by Holly Goldberg Sloan
My reactions to this book are quite mixed that I cannot sort them all out coherently. So, here we go, a list of what I liked and what I had some issues with:
Starting with the positive aspects of the book:
- I quite enjoyed the protagonist and her many interesting observations and thoughts. Especially when she was less “normal” and more stubbornly herself the first part of the book. I know that’s kind of the point of the book, that Willow “learned” how to interact with others and became more accepted and more accepting, but she definitely becomes less interesting a character as the story progresses.
- I appreciated the author’s effort in pulling together a cast of diverse ethnicities, and featuring mix-raced kids and adults.
- I definitely was curious and interested enough to know how things would pan out for Willow and the others, especially Dell.
- I liked how at first one couldn’t quite tell the age and gender of Willow.
- I thought that this is a thematically significant story.
- I also thought it totally fine for the author to switch POVs — I’d rather this than having the author trying to keep it all in Willow’s head and thus making the book either too claustrophobic or Willow too wise and and unconvincing in her insights.
Now, onto the things that troubled me or did not satisfy me as much:
- Vietnamese is presented as a language that one has to learn “verbal conjugations” for — when in reality, like many Asian languages, one uses only a few time stamps/phrases to indicate tenses while the original verbs remain the same.

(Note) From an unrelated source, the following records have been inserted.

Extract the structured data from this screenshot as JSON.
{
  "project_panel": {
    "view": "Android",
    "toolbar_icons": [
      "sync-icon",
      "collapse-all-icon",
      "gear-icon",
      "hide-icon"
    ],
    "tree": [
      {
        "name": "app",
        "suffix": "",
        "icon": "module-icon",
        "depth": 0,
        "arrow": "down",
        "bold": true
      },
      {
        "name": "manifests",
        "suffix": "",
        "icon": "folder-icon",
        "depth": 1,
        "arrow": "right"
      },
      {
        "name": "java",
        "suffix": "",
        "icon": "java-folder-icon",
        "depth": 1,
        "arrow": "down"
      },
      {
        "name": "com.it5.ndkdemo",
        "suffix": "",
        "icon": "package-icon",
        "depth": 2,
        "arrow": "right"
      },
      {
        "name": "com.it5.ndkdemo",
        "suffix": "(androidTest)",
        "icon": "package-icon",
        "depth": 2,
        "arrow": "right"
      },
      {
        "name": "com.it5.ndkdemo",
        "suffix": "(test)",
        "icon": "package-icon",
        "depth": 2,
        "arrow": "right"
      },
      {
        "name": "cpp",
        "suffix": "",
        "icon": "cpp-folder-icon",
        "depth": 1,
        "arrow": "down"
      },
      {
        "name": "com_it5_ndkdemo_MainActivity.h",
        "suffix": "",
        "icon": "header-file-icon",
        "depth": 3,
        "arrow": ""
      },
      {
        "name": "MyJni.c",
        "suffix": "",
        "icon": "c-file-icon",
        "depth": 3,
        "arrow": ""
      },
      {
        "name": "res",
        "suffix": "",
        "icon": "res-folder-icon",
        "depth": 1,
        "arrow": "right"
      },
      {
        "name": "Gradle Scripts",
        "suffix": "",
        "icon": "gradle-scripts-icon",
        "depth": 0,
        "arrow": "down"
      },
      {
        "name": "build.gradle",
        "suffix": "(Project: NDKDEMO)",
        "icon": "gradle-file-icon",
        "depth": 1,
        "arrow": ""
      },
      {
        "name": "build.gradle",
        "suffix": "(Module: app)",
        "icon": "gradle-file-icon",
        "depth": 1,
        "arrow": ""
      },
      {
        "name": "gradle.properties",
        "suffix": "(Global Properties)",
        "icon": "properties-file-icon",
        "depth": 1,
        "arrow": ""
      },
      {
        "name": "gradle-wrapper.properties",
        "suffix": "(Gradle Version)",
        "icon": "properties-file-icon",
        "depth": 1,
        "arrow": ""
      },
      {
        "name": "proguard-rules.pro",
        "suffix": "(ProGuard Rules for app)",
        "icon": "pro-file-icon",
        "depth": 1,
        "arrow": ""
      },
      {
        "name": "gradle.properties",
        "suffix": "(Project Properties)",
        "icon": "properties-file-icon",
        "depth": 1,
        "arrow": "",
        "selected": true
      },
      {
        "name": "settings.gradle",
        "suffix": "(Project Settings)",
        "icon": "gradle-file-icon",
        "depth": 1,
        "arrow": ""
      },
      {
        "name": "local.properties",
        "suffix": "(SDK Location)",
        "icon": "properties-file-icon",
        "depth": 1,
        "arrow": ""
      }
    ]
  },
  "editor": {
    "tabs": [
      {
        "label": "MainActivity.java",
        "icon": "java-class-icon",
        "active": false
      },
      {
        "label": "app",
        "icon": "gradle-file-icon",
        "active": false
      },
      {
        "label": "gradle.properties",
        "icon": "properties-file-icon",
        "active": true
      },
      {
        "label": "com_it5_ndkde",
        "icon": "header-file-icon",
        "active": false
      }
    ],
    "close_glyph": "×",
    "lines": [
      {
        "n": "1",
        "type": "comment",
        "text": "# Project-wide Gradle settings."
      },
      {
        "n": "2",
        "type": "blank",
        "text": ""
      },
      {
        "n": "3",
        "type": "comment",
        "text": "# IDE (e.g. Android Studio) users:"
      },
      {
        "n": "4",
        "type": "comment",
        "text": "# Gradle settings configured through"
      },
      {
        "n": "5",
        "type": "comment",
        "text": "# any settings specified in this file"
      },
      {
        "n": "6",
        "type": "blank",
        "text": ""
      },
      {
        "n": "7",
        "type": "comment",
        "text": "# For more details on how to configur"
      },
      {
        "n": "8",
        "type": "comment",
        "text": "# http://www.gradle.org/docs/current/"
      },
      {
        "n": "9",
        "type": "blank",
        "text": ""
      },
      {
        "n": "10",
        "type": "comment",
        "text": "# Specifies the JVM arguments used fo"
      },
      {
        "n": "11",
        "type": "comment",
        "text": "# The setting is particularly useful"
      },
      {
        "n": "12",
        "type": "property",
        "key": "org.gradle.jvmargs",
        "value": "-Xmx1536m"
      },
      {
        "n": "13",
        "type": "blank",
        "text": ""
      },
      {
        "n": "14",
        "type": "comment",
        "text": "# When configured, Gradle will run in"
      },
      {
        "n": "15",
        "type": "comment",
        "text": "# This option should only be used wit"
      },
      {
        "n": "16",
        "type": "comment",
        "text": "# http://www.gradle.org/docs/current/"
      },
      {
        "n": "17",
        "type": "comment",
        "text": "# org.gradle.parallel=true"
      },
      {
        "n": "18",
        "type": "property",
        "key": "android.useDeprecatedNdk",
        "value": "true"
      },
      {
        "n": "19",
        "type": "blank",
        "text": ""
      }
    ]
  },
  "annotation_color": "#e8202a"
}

I know that the author consulted Vietnamese speaking friends so it is even more curious that this oversight is in the book. (I did read the online galley so don’t know exactly how the finished book handles this aspect exactly.)
- I cannot wrap my head around how Pattie has SO much money that she could buy the entire building complex from the bank at the end of the book because of Willow and her predicament, and yet would subject her own children to live squalidly in the garage where her teenaged son who obviously is VERY troubled by the fact that their living condition is shameful (and he didn’t even have normal underwear) and was acting out and doing poorly at school. Would an immigrant mother who suffered quite a bit of humiliation in her own youth, and who is presented as competent and caring for others, hide away all her wealth to this extend? This just doesn’t compute for me.
- There is quite a bit of rule and law breaking through the whole book, by almost every character, that I got slightly paranoid about recommending this to young readers. Dell got by in his job without ever following protocols or performing the minimum requirements. We hope that he has changed toward the end of the story… but that was not quite clear. The whole “using Dell’s address” and faking that they’re all living in that apartment works quite well, but from the get go was a giant and elaborate lie, which became a wonderful truth at the end of the tale… seems too convenient and pat and is that what the author tries to convey? As long as a lie comes from a good place, it will lead to a positive outcome? Even Mai tells lies to the school in order to go to the custody hearing. I am usually not one to worry about such things in children’s books, but for some reason, the accumulation of such behaviors as a way to make the story work got under my skin.